Q: Seeing as I have done HVT prior to HIT, are the 12 exercises and the gradual reduction of exercises over time, going to be sufficient enough to stimulate my muscle growth via HIT and reach my goals? I fear that I might not be targeting enough areas and will lose muscle mass in those areas, and wonder if I should incorporate more exercises or perhaps an additional set per exercise for the first 6 to 12 weeks?
I would appreciate your time and consideration in this matter, and thank you in advance.
P.S. Dr. Darden, if you happen read this, and would like to respond to my questions and offer any advice, it would be greatly appreciated.

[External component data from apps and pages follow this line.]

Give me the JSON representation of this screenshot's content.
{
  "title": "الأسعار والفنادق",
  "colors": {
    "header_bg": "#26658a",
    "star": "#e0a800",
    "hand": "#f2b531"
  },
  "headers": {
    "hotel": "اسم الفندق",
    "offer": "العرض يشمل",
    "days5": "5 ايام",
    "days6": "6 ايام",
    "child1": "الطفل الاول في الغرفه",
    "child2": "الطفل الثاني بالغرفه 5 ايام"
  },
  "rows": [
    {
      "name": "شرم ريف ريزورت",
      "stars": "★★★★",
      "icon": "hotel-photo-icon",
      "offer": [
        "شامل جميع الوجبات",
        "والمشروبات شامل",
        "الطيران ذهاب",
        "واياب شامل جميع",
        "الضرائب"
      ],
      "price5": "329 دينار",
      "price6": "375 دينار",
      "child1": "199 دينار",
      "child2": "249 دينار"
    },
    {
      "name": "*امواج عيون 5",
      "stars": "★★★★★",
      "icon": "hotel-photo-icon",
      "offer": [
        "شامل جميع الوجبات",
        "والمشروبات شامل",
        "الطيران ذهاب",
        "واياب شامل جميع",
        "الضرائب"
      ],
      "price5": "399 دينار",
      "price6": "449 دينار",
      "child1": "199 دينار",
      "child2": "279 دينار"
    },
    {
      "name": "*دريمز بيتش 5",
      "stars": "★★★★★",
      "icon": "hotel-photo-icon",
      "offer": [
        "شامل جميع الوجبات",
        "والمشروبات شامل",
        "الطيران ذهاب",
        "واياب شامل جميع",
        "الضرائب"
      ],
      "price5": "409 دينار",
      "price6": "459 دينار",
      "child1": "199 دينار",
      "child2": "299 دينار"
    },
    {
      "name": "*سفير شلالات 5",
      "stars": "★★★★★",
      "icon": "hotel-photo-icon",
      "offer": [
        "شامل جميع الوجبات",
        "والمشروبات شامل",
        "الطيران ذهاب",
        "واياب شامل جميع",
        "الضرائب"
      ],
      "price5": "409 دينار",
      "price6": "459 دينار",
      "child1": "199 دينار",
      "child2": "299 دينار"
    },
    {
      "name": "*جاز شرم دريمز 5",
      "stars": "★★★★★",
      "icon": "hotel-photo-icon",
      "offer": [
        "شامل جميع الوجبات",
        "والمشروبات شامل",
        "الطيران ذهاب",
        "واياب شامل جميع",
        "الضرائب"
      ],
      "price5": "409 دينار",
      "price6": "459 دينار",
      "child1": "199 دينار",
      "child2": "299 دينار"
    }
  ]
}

So I was browsing through the book section and ended up purchasing the new HIT book after a quick flick through the pages in the store. The principles that Ell Darden talked about were so simple that they had to be the right way for me to go. After getting home I immediately got to reading the book, cover to cover and the first thing I noticed was a guy who was into weight lifting and martial arts, with the surname McCutcheon was featured in the book. I couldn't believe it! The same surname and interests as me! If my name was Smith or Jones, I wouldn't have been half as shocked, as you probably know, the McCutcheon name isn't that common, so I treated this as an omen!
I started the HIT routine for beginners 2 weeks ago and have already seen some nice results. I am, however, concerned about over-training, which is where my question for you comes into play.
I am an expat from England, heavily into Muay Thai and have been living in Thailand for 7 months and training for 5 of those so far. Now I've begun the HIT program, I'm not certain on the number of days per week to be training in Muay Thai. It's an intensive 2 hour workout each session and always leaves me feeling exhausted.
I'm currently following the normal Monday, Wednesday and Friday HIT routine as well as Muay Thai on Tuesday and Thursday. I use a whey protein isolate after each workout and consuming a high carb diet, but I'm concerned that I'm over-training and therefore reducing the effectiveness of growth in my muscles from HIT.
What would you recommend? I don't really want to compromise between getting bigger muscles and getting to the point where I will be able to compete in Muay Thai matches, but is there a way that the two can go hand in hand??
I'm really interested to hear what you have to say on the subject. Maybe one day I'll be able to follow in your footsteps and keep the McCutcheon name in the fitness and martial arts world.
I have been reading and rereading this book for the past few years now and it has delivered some amazing results, I want to dive into it again and would like to know if I should go through the 6 month transformation or continue to use/progress through beginning routines 1-4? please help me clear the air on the matter.